Assignment
Scan the records for the string "true"; copy each line where it occurs.

Records from a data source
* * * * * * * * *
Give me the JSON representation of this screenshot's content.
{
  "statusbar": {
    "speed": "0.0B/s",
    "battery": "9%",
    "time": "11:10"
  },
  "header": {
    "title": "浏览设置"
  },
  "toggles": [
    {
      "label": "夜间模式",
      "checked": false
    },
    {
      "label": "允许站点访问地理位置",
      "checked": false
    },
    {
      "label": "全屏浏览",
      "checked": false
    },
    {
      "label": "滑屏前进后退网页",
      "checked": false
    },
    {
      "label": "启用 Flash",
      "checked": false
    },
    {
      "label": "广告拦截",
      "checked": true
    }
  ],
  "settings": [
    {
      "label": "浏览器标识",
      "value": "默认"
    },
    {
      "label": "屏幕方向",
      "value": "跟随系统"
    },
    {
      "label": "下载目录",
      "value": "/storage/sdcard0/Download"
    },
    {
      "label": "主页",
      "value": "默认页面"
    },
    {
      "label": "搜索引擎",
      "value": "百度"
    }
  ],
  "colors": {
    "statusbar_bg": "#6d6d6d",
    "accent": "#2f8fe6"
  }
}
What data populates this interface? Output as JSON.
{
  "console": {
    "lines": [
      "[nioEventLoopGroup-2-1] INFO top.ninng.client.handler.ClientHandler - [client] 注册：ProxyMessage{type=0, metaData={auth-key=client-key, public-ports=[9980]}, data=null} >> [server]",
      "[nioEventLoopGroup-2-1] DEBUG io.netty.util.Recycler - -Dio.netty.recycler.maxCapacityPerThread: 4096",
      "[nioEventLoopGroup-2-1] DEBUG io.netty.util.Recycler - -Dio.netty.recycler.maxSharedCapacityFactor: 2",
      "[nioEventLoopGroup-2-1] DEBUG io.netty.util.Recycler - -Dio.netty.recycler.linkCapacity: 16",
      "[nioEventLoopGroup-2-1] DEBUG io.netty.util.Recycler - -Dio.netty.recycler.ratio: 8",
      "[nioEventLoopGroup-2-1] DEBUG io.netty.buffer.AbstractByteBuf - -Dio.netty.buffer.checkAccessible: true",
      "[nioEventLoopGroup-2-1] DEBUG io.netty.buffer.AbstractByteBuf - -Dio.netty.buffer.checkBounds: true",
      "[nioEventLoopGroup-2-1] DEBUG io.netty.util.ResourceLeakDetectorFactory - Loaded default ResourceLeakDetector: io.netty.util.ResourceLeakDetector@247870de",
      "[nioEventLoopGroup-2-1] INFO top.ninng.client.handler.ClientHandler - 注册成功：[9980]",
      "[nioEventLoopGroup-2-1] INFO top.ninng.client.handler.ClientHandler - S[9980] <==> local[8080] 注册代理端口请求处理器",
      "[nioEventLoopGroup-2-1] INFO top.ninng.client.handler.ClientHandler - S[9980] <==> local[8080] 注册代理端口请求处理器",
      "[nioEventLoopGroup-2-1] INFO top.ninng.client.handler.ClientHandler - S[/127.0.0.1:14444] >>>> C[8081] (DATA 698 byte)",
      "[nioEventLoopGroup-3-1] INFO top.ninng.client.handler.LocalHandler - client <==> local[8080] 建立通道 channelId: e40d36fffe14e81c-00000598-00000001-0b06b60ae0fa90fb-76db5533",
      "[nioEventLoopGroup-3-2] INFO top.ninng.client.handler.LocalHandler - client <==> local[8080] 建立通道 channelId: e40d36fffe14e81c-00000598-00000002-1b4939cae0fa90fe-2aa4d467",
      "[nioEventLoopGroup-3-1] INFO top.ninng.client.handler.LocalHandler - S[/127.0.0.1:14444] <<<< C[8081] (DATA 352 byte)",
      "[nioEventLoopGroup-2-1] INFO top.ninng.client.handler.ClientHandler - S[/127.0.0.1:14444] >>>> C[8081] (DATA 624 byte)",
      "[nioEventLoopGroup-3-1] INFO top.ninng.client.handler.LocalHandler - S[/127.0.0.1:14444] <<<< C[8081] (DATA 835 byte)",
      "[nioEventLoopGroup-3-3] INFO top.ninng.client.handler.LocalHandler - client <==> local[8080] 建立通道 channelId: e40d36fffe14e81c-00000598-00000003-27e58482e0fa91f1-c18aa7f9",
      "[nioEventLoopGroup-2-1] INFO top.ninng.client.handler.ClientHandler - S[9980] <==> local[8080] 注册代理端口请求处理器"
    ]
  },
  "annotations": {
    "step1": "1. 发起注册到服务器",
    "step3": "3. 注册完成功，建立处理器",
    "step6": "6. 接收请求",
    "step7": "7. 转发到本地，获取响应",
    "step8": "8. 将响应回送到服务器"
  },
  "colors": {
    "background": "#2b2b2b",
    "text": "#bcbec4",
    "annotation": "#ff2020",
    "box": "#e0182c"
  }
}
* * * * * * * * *
Answer section
      "checked": true
      "[nioEventLoopGroup-2-1] DEBUG io.netty.buffer.AbstractByteBuf - -Dio.netty.buffer.checkAccessible: true",
      "[nioEventLoopGroup-2-1] DEBUG io.netty.buffer.AbstractByteBuf - -Dio.netty.buffer.checkBounds: true",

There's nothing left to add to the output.